Your answer should be each line of the entries that contains the word "Lorem", copied in full.

#### Extracted data ####

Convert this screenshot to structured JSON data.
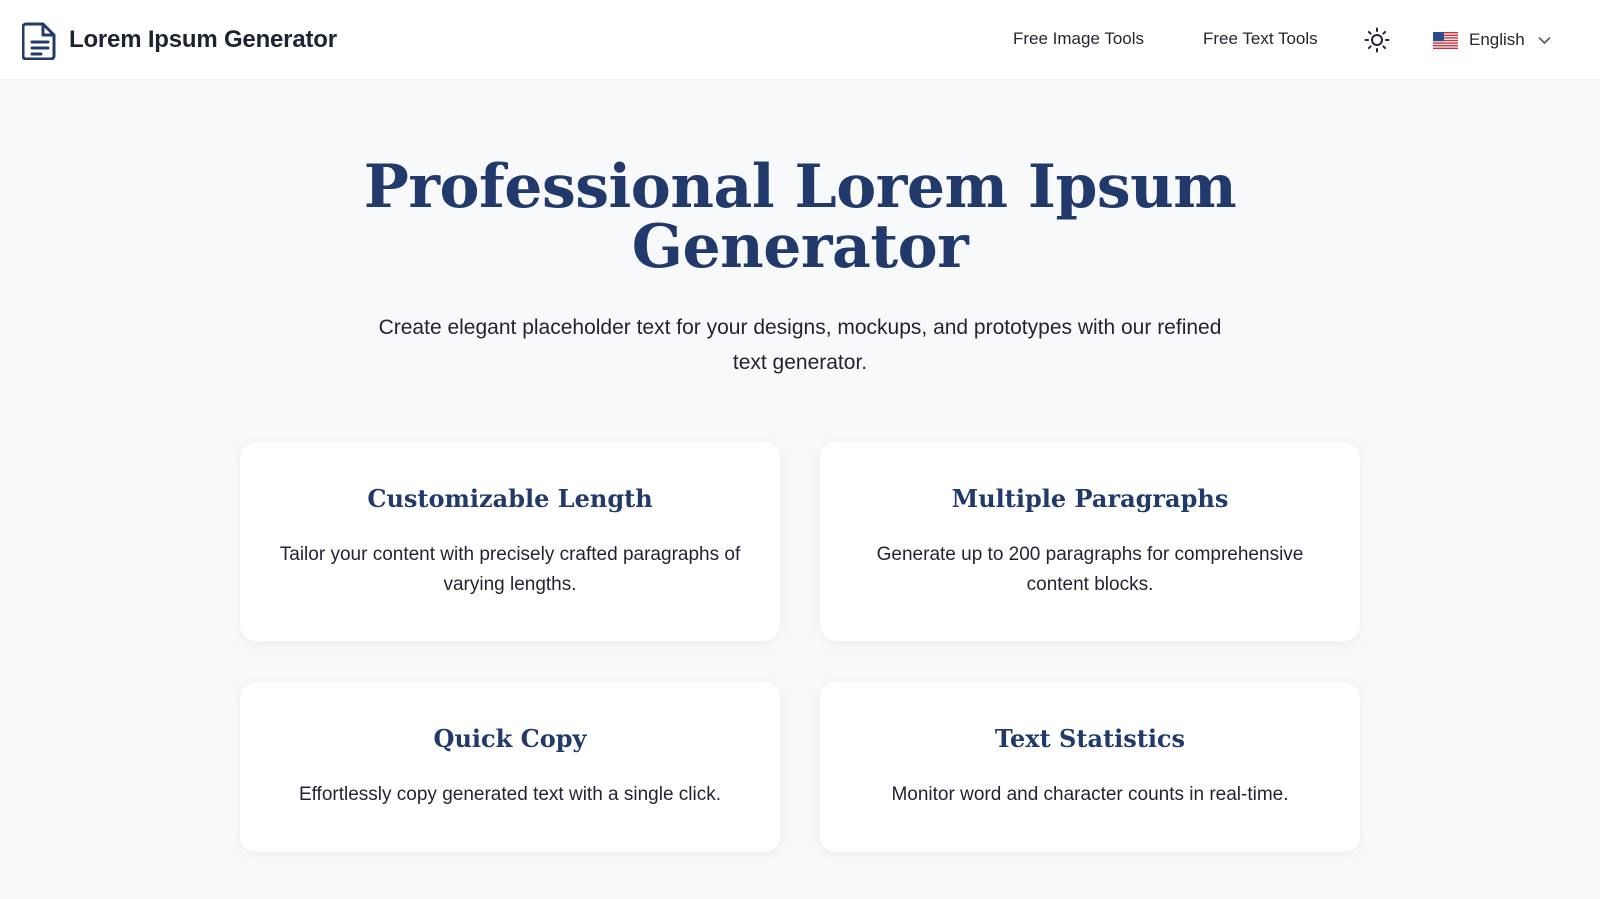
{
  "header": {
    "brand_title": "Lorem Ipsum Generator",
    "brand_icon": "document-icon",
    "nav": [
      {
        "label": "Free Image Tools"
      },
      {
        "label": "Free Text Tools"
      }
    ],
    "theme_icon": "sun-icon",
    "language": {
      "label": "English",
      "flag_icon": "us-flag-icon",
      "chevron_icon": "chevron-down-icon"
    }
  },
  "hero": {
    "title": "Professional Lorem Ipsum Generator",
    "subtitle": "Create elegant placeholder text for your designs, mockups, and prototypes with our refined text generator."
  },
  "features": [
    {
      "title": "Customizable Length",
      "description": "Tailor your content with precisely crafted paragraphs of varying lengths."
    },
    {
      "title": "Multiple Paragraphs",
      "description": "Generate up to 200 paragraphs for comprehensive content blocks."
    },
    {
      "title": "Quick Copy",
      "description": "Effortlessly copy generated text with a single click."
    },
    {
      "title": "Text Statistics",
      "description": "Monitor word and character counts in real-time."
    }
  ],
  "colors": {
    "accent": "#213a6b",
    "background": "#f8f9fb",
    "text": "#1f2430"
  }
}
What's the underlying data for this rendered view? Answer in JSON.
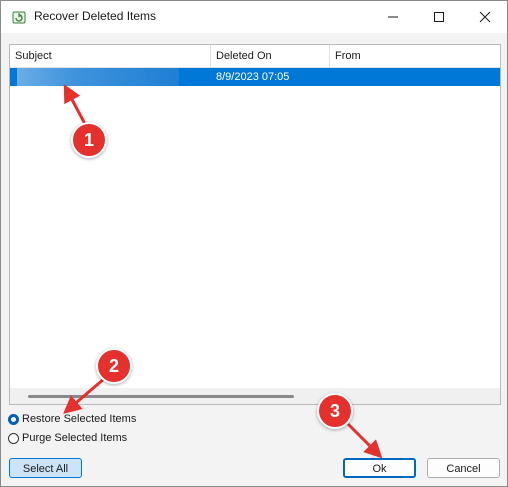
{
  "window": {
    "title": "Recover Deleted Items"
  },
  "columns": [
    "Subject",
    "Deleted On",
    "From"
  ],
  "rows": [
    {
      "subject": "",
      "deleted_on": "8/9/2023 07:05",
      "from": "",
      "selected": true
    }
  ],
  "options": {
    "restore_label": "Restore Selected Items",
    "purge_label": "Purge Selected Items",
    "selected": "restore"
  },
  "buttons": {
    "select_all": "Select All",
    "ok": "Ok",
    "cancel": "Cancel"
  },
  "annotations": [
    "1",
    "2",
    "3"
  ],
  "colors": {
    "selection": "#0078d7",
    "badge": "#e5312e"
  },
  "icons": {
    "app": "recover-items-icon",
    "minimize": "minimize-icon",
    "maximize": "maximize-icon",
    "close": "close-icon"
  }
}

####
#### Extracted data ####

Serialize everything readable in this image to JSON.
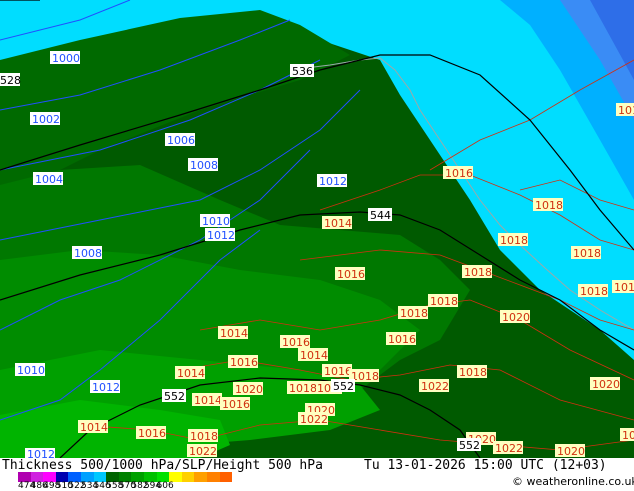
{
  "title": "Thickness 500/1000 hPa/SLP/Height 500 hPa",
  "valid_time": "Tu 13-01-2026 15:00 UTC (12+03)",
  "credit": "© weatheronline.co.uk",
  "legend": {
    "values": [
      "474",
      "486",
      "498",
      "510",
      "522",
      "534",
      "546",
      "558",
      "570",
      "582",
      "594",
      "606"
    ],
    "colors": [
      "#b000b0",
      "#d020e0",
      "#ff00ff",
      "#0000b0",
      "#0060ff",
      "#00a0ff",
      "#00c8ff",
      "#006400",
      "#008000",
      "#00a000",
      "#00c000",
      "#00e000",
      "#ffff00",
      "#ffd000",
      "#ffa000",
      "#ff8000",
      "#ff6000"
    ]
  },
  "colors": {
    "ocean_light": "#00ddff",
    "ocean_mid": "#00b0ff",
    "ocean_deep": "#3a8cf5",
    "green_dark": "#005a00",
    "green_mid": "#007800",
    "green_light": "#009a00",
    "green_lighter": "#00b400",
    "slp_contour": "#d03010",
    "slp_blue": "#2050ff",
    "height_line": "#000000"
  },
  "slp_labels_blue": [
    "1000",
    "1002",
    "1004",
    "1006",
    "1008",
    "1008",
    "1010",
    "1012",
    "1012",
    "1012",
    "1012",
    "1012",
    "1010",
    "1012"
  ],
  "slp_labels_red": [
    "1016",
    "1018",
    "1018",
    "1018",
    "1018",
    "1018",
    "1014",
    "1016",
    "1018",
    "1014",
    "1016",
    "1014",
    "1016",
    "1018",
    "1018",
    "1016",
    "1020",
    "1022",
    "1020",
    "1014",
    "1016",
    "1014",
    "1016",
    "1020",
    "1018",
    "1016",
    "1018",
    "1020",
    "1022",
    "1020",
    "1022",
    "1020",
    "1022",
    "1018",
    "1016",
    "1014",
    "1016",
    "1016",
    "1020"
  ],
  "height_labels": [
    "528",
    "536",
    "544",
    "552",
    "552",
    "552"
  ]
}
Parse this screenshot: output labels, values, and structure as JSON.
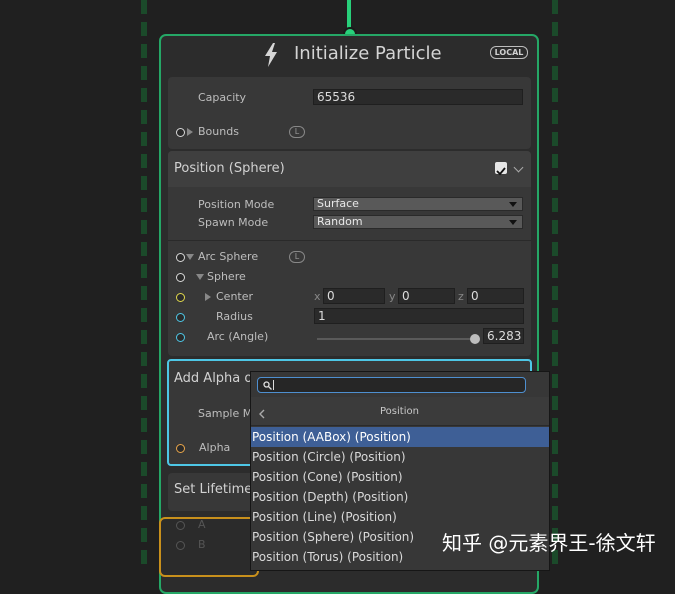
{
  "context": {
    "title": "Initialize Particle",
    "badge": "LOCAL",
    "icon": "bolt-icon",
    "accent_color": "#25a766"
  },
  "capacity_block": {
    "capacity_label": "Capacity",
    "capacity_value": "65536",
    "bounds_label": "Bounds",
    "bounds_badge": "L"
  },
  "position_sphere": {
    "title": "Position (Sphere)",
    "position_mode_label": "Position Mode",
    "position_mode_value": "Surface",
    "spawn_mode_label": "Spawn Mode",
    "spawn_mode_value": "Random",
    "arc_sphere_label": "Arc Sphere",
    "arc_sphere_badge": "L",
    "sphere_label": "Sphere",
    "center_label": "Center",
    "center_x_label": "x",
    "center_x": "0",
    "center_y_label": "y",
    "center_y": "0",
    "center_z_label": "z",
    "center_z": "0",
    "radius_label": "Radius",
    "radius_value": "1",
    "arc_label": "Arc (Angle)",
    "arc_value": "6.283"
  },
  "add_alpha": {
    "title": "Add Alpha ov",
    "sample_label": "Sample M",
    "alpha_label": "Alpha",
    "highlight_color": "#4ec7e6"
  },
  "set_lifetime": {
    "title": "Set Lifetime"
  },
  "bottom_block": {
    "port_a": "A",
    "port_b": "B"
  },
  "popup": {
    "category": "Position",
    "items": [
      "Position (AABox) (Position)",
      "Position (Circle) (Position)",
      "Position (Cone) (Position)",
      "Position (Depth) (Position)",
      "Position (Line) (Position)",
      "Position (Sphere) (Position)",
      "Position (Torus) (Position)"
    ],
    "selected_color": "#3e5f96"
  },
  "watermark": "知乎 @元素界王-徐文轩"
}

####

Result for this exercise:
    "brand_title": "Lorem Ipsum Generator",
    "title": "Professional Lorem Ipsum Generator",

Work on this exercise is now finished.